Required work: Could you give the data that follows again exactly, without its pictures?

Material supplied:
○ ○ ○ ○ ○

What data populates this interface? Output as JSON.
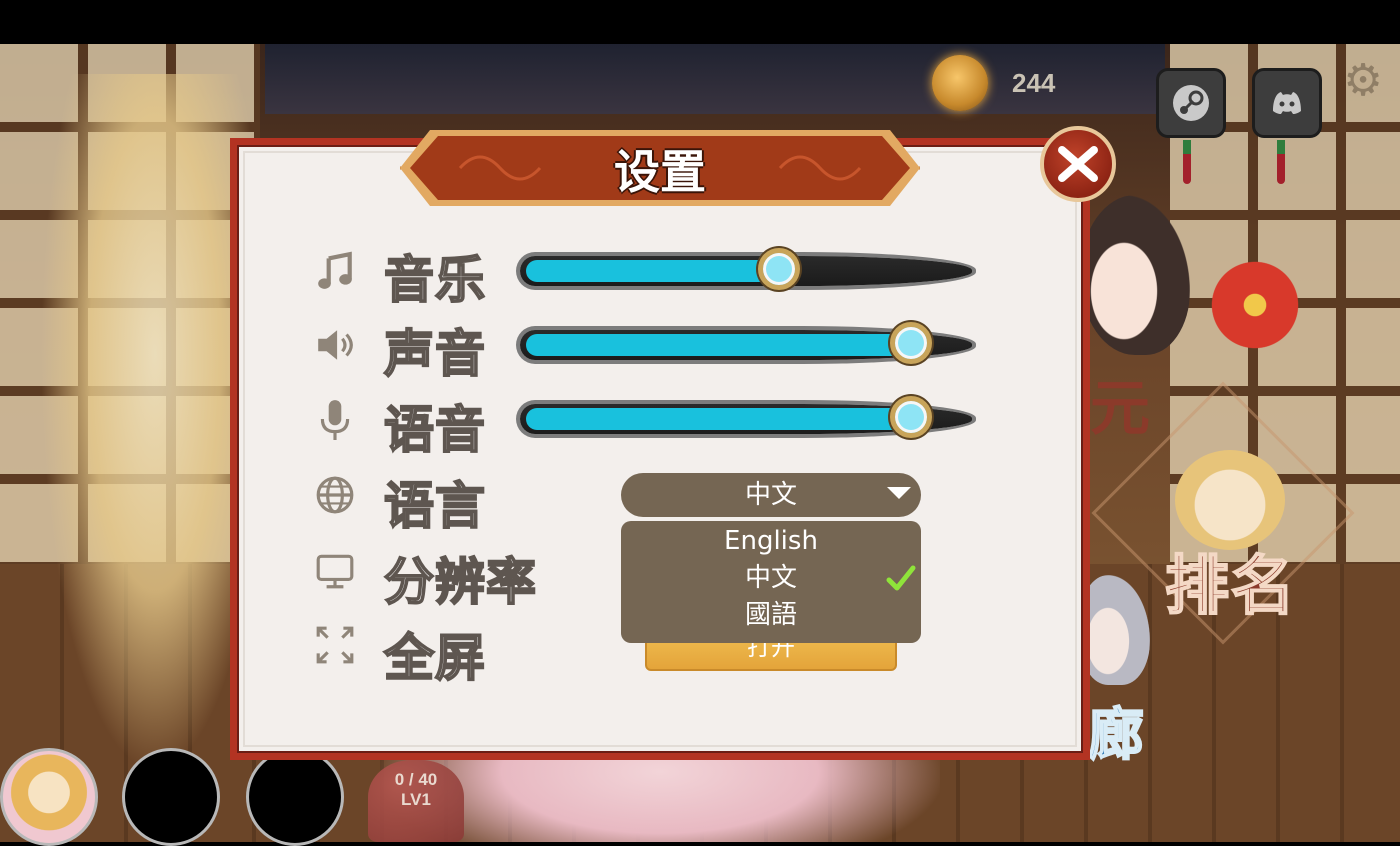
{
  "hud": {
    "coins": "244",
    "heart_counter": "0 / 40",
    "heart_level": "LV1",
    "right_menu_partial_1": "元",
    "right_menu_ranking": "排名",
    "right_menu_partial_2": "廊"
  },
  "settings": {
    "title": "设置",
    "music": {
      "label": "音乐",
      "icon": "music-note-icon",
      "value": 0.6
    },
    "sound": {
      "label": "声音",
      "icon": "speaker-icon",
      "value": 0.92
    },
    "voice": {
      "label": "语音",
      "icon": "microphone-icon",
      "value": 0.92
    },
    "language": {
      "label": "语言",
      "icon": "globe-icon",
      "selected": "中文",
      "options": [
        "English",
        "中文",
        "國語"
      ],
      "selected_index": 1
    },
    "resolution": {
      "label": "分辨率",
      "icon": "monitor-icon"
    },
    "fullscreen": {
      "label": "全屏",
      "icon": "fullscreen-icon",
      "button_label": "打开"
    }
  },
  "colors": {
    "slider_fill": "#19c1dd",
    "dialog_border": "#b33322",
    "dropdown_bg": "#756653",
    "check": "#8fe33a"
  }
}
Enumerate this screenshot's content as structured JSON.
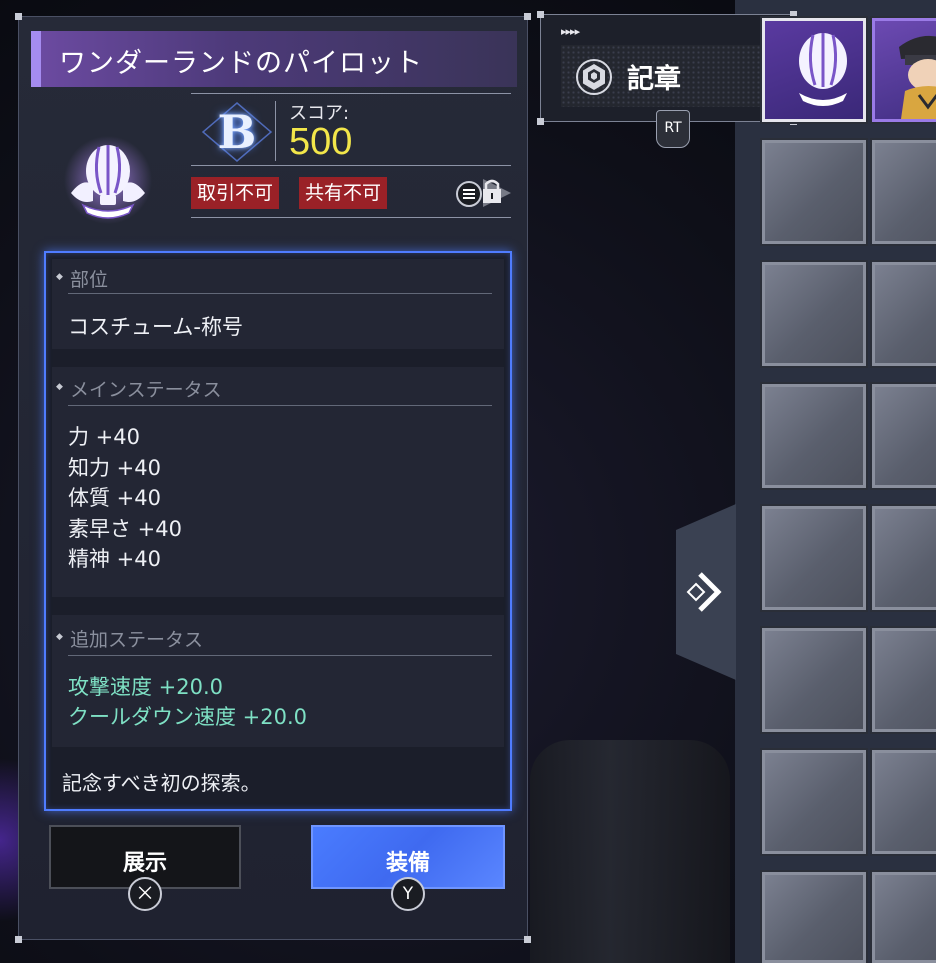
{
  "item": {
    "name": "ワンダーランドのパイロット",
    "grade": "B",
    "score_label": "スコア:",
    "score": "500",
    "tags": [
      "取引不可",
      "共有不可"
    ],
    "icon": "hot-air-balloon-badge-icon"
  },
  "sections": {
    "slot": {
      "header": "部位",
      "value": "コスチューム-称号"
    },
    "main_stats": {
      "header": "メインステータス",
      "lines": [
        "力 +40",
        "知力 +40",
        "体質 +40",
        "素早さ +40",
        "精神 +40"
      ]
    },
    "extra_stats": {
      "header": "追加ステータス",
      "lines": [
        "攻撃速度 +20.0",
        "クールダウン速度 +20.0"
      ]
    },
    "description": "記念すべき初の探索。"
  },
  "buttons": {
    "show": {
      "label": "展示",
      "key": "⨉"
    },
    "equip": {
      "label": "装備",
      "key": "Y"
    }
  },
  "category": {
    "label": "記章",
    "arrows": "▸▸▸▸",
    "shoulder_key": "RT"
  },
  "colors": {
    "accent_blue": "#4f7cff",
    "score_yellow": "#f2e64a",
    "tag_red": "#9a2127",
    "stat_green": "#7ee0c4",
    "title_purple": "#6b4aa0"
  }
}
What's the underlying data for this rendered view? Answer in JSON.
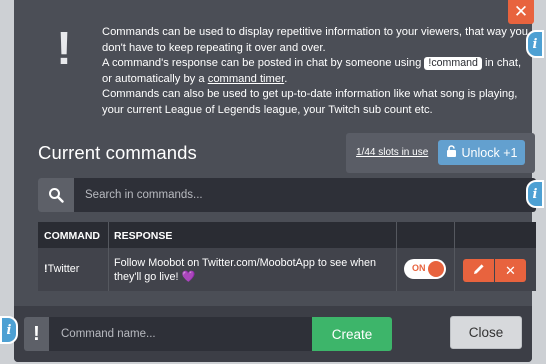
{
  "description": {
    "line1": "Commands can be used to display repetitive information to your viewers, that way you don't have to keep repeating it over and over.",
    "line2_pre": "A command's response can be posted in chat by someone using",
    "line2_chip": "!command",
    "line2_post": "in chat, or automatically by a",
    "line2_link": "command timer",
    "line2_end": ".",
    "line3": "Commands can also be used to get up-to-date information like what song is playing, your current League of Legends league, your Twitch sub count etc."
  },
  "header": {
    "title": "Current commands",
    "slots_text": "1/44 slots in use",
    "unlock_label": "Unlock +1"
  },
  "search": {
    "placeholder": "Search in commands..."
  },
  "table": {
    "columns": [
      "COMMAND",
      "RESPONSE"
    ],
    "rows": [
      {
        "command_prefix": "!",
        "command": "Twitter",
        "response": "Follow Moobot on Twitter.com/MoobotApp to see when they'll go live!",
        "toggle_label": "ON"
      }
    ]
  },
  "footer": {
    "bang": "!",
    "input_placeholder": "Command name...",
    "create_label": "Create",
    "close_label": "Close"
  },
  "icons": {
    "close": "close-icon",
    "info": "info-icon",
    "search": "search-icon",
    "lock": "lock-icon",
    "edit": "pencil-icon",
    "delete": "close-icon"
  },
  "colors": {
    "accent_orange": "#e8633e",
    "accent_blue": "#63a0cf",
    "create_green": "#3db56a",
    "panel_bg": "#4b4e56"
  }
}
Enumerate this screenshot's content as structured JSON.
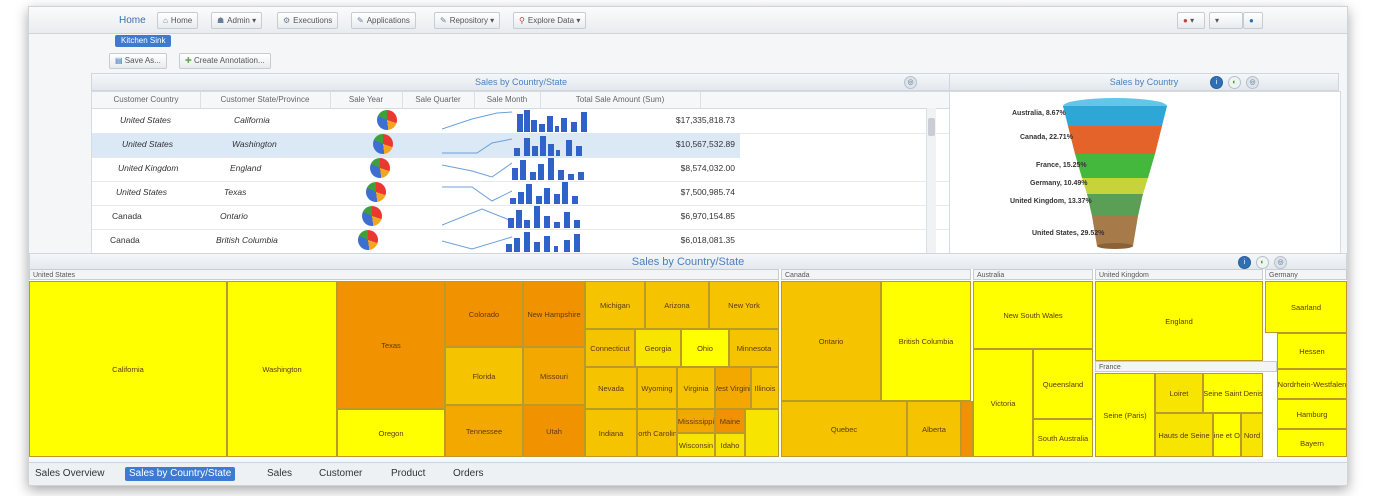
{
  "app": {
    "brand": "Home"
  },
  "nav": {
    "home": "Home",
    "admin": "Admin",
    "executions": "Executions",
    "applications": "Applications",
    "repository": "Repository",
    "explore": "Explore Data"
  },
  "kitchen_sink": "Kitchen Sink",
  "toolbar": {
    "save_as": "Save As...",
    "create_annotation": "Create Annotation..."
  },
  "grid_panel": {
    "title": "Sales by Country/State",
    "columns": [
      "Customer Country",
      "Customer State/Province",
      "Sale Year",
      "Sale Quarter",
      "Sale Month",
      "Total Sale Amount (Sum)"
    ],
    "rows": [
      {
        "country": "United States",
        "state": "California",
        "amount": "$17,335,818.73"
      },
      {
        "country": "United States",
        "state": "Washington",
        "amount": "$10,567,532.89"
      },
      {
        "country": "United Kingdom",
        "state": "England",
        "amount": "$8,574,032.00"
      },
      {
        "country": "United States",
        "state": "Texas",
        "amount": "$7,500,985.74"
      },
      {
        "country": "Canada",
        "state": "Ontario",
        "amount": "$6,970,154.85"
      },
      {
        "country": "Canada",
        "state": "British Columbia",
        "amount": "$6,018,081.35"
      }
    ]
  },
  "funnel_panel": {
    "title": "Sales by Country",
    "labels": [
      "Australia, 8.67%",
      "Canada, 22.71%",
      "France, 15.25%",
      "Germany, 10.49%",
      "United Kingdom, 13.37%",
      "United States, 29.52%"
    ],
    "colors": [
      "#2fa7d6",
      "#e3632b",
      "#44b83c",
      "#c7d33a",
      "#5b9e55",
      "#a77a4a"
    ]
  },
  "treemap_panel": {
    "title": "Sales by Country/State",
    "groups": [
      "United States",
      "Canada",
      "Australia",
      "United Kingdom",
      "Germany",
      "France"
    ],
    "cells": {
      "california": "California",
      "washington": "Washington",
      "texas": "Texas",
      "oregon": "Oregon",
      "colorado": "Colorado",
      "new_hampshire": "New Hampshire",
      "florida": "Florida",
      "missouri": "Missouri",
      "tennessee": "Tennessee",
      "utah": "Utah",
      "michigan": "Michigan",
      "arizona": "Arizona",
      "new_york": "New York",
      "connecticut": "Connecticut",
      "georgia": "Georgia",
      "ohio": "Ohio",
      "minnesota": "Minnesota",
      "nevada": "Nevada",
      "wyoming": "Wyoming",
      "virginia": "Virginia",
      "west_virginia": "West Virginia",
      "illinois": "Illinois",
      "indiana": "Indiana",
      "north_carolina": "North Carolina",
      "mississippi": "Mississippi",
      "maine": "Maine",
      "wisconsin": "Wisconsin",
      "idaho": "Idaho",
      "ontario": "Ontario",
      "british_columbia": "British Columbia",
      "quebec": "Quebec",
      "alberta": "Alberta",
      "new_south_wales": "New South Wales",
      "queensland": "Queensland",
      "victoria": "Victoria",
      "south_australia": "South Australia",
      "england": "England",
      "saarland": "Saarland",
      "hessen": "Hessen",
      "nordrhein": "Nordrhein-Westfalen",
      "hamburg": "Hamburg",
      "bayern": "Bayern",
      "loiret": "Loiret",
      "seine_paris": "Seine (Paris)",
      "seine_saint_denis": "Seine Saint Denis",
      "seine_et_oise": "Seine et Oise",
      "hauts_de_seine": "Hauts de Seine",
      "nord": "Nord"
    }
  },
  "tabs": [
    "Sales Overview",
    "Sales by Country/State",
    "Sales",
    "Customer",
    "Product",
    "Orders"
  ],
  "active_tab": "Sales by Country/State"
}
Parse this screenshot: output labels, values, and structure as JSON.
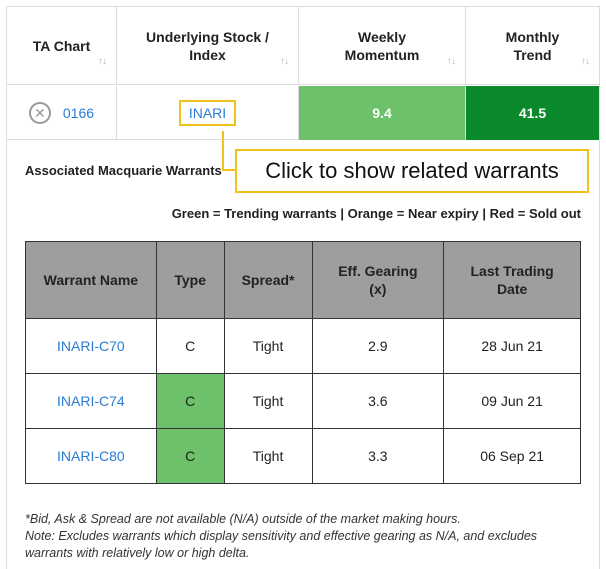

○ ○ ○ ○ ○

Solution to this problem:
What data populates this interface? Output as JSON.
{
  "hud": {
    "coins": "244",
    "heart_counter": "0 / 40",
    "heart_level": "LV1",
    "right_menu_partial_1": "元",
    "right_menu_ranking": "排名",
    "right_menu_partial_2": "廊"
  },
  "settings": {
    "title": "设置",
    "music": {
      "label": "音乐",
      "icon": "music-note-icon",
      "value": 0.6
    },
    "sound": {
      "label": "声音",
      "icon": "speaker-icon",
      "value": 0.92
    },
    "voice": {
      "label": "语音",
      "icon": "microphone-icon",
      "value": 0.92
    },
    "language": {
      "label": "语言",
      "icon": "globe-icon",
      "selected": "中文",
      "options": [
        "English",
        "中文",
        "國語"
      ],
      "selected_index": 1
    },
    "resolution": {
      "label": "分辨率",
      "icon": "monitor-icon"
    },
    "fullscreen": {
      "label": "全屏",
      "icon": "fullscreen-icon",
      "button_label": "打开"
    }
  },
  "colors": {
    "slider_fill": "#19c1dd",
    "dialog_border": "#b33322",
    "dropdown_bg": "#756653",
    "check": "#8fe33a"
  }
}
Enumerate this screenshot's content as structured JSON.
{
  "item": {
    "name": "ワンダーランドのパイロット",
    "grade": "B",
    "score_label": "スコア:",
    "score": "500",
    "tags": [
      "取引不可",
      "共有不可"
    ],
    "icon": "hot-air-balloon-badge-icon"
  },
  "sections": {
    "slot": {
      "header": "部位",
      "value": "コスチューム-称号"
    },
    "main_stats": {
      "header": "メインステータス",
      "lines": [
        "力 +40",
        "知力 +40",
        "体質 +40",
        "素早さ +40",
        "精神 +40"
      ]
    },
    "extra_stats": {
      "header": "追加ステータス",
      "lines": [
        "攻撃速度 +20.0",
        "クールダウン速度 +20.0"
      ]
    },
    "description": "記念すべき初の探索。"
  },
  "buttons": {
    "show": {
      "label": "展示",
      "key": "⨉"
    },
    "equip": {
      "label": "装備",
      "key": "Y"
    }
  },
  "category": {
    "label": "記章",
    "arrows": "▸▸▸▸",
    "shoulder_key": "RT"
  },
  "colors": {
    "accent_blue": "#4f7cff",
    "score_yellow": "#f2e64a",
    "tag_red": "#9a2127",
    "stat_green": "#7ee0c4",
    "title_purple": "#6b4aa0"
  }
}
What's the underlying data for this rendered view? Answer in JSON.
{
  "description": {
    "line1": "Commands can be used to display repetitive information to your viewers, that way you don't have to keep repeating it over and over.",
    "line2_pre": "A command's response can be posted in chat by someone using",
    "line2_chip": "!command",
    "line2_post": "in chat, or automatically by a",
    "line2_link": "command timer",
    "line2_end": ".",
    "line3": "Commands can also be used to get up-to-date information like what song is playing, your current League of Legends league, your Twitch sub count etc."
  },
  "header": {
    "title": "Current commands",
    "slots_text": "1/44 slots in use",
    "unlock_label": "Unlock +1"
  },
  "search": {
    "placeholder": "Search in commands..."
  },
  "table": {
    "columns": [
      "COMMAND",
      "RESPONSE"
    ],
    "rows": [
      {
        "command_prefix": "!",
        "command": "Twitter",
        "response": "Follow Moobot on Twitter.com/MoobotApp to see when they'll go live!",
        "toggle_label": "ON"
      }
    ]
  },
  "footer": {
    "bang": "!",
    "input_placeholder": "Command name...",
    "create_label": "Create",
    "close_label": "Close"
  },
  "icons": {
    "close": "close-icon",
    "info": "info-icon",
    "search": "search-icon",
    "lock": "lock-icon",
    "edit": "pencil-icon",
    "delete": "close-icon"
  },
  "colors": {
    "accent_orange": "#e8633e",
    "accent_blue": "#63a0cf",
    "create_green": "#3db56a",
    "panel_bg": "#4b4e56"
  }
}
Enumerate this screenshot's content as structured JSON.
{
  "app": {
    "brand": "Home"
  },
  "nav": {
    "home": "Home",
    "admin": "Admin",
    "executions": "Executions",
    "applications": "Applications",
    "repository": "Repository",
    "explore": "Explore Data"
  },
  "kitchen_sink": "Kitchen Sink",
  "toolbar": {
    "save_as": "Save As...",
    "create_annotation": "Create Annotation..."
  },
  "grid_panel": {
    "title": "Sales by Country/State",
    "columns": [
      "Customer Country",
      "Customer State/Province",
      "Sale Year",
      "Sale Quarter",
      "Sale Month",
      "Total Sale Amount (Sum)"
    ],
    "rows": [
      {
        "country": "United States",
        "state": "California",
        "amount": "$17,335,818.73"
      },
      {
        "country": "United States",
        "state": "Washington",
        "amount": "$10,567,532.89"
      },
      {
        "country": "United Kingdom",
        "state": "England",
        "amount": "$8,574,032.00"
      },
      {
        "country": "United States",
        "state": "Texas",
        "amount": "$7,500,985.74"
      },
      {
        "country": "Canada",
        "state": "Ontario",
        "amount": "$6,970,154.85"
      },
      {
        "country": "Canada",
        "state": "British Columbia",
        "amount": "$6,018,081.35"
      }
    ]
  },
  "funnel_panel": {
    "title": "Sales by Country",
    "labels": [
      "Australia, 8.67%",
      "Canada, 22.71%",
      "France, 15.25%",
      "Germany, 10.49%",
      "United Kingdom, 13.37%",
      "United States, 29.52%"
    ],
    "colors": [
      "#2fa7d6",
      "#e3632b",
      "#44b83c",
      "#c7d33a",
      "#5b9e55",
      "#a77a4a"
    ]
  },
  "treemap_panel": {
    "title": "Sales by Country/State",
    "groups": [
      "United States",
      "Canada",
      "Australia",
      "United Kingdom",
      "Germany",
      "France"
    ],
    "cells": {
      "california": "California",
      "washington": "Washington",
      "texas": "Texas",
      "oregon": "Oregon",
      "colorado": "Colorado",
      "new_hampshire": "New Hampshire",
      "florida": "Florida",
      "missouri": "Missouri",
      "tennessee": "Tennessee",
      "utah": "Utah",
      "michigan": "Michigan",
      "arizona": "Arizona",
      "new_york": "New York",
      "connecticut": "Connecticut",
      "georgia": "Georgia",
      "ohio": "Ohio",
      "minnesota": "Minnesota",
      "nevada": "Nevada",
      "wyoming": "Wyoming",
      "virginia": "Virginia",
      "west_virginia": "West Virginia",
      "illinois": "Illinois",
      "indiana": "Indiana",
      "north_carolina": "North Carolina",
      "mississippi": "Mississippi",
      "maine": "Maine",
      "wisconsin": "Wisconsin",
      "idaho": "Idaho",
      "ontario": "Ontario",
      "british_columbia": "British Columbia",
      "quebec": "Quebec",
      "alberta": "Alberta",
      "new_south_wales": "New South Wales",
      "queensland": "Queensland",
      "victoria": "Victoria",
      "south_australia": "South Australia",
      "england": "England",
      "saarland": "Saarland",
      "hessen": "Hessen",
      "nordrhein": "Nordrhein-Westfalen",
      "hamburg": "Hamburg",
      "bayern": "Bayern",
      "loiret": "Loiret",
      "seine_paris": "Seine (Paris)",
      "seine_saint_denis": "Seine Saint Denis",
      "seine_et_oise": "Seine et Oise",
      "hauts_de_seine": "Hauts de Seine",
      "nord": "Nord"
    }
  },
  "tabs": [
    "Sales Overview",
    "Sales by Country/State",
    "Sales",
    "Customer",
    "Product",
    "Orders"
  ],
  "active_tab": "Sales by Country/State"
}
Parse this screenshot: output labels, values, and structure as JSON.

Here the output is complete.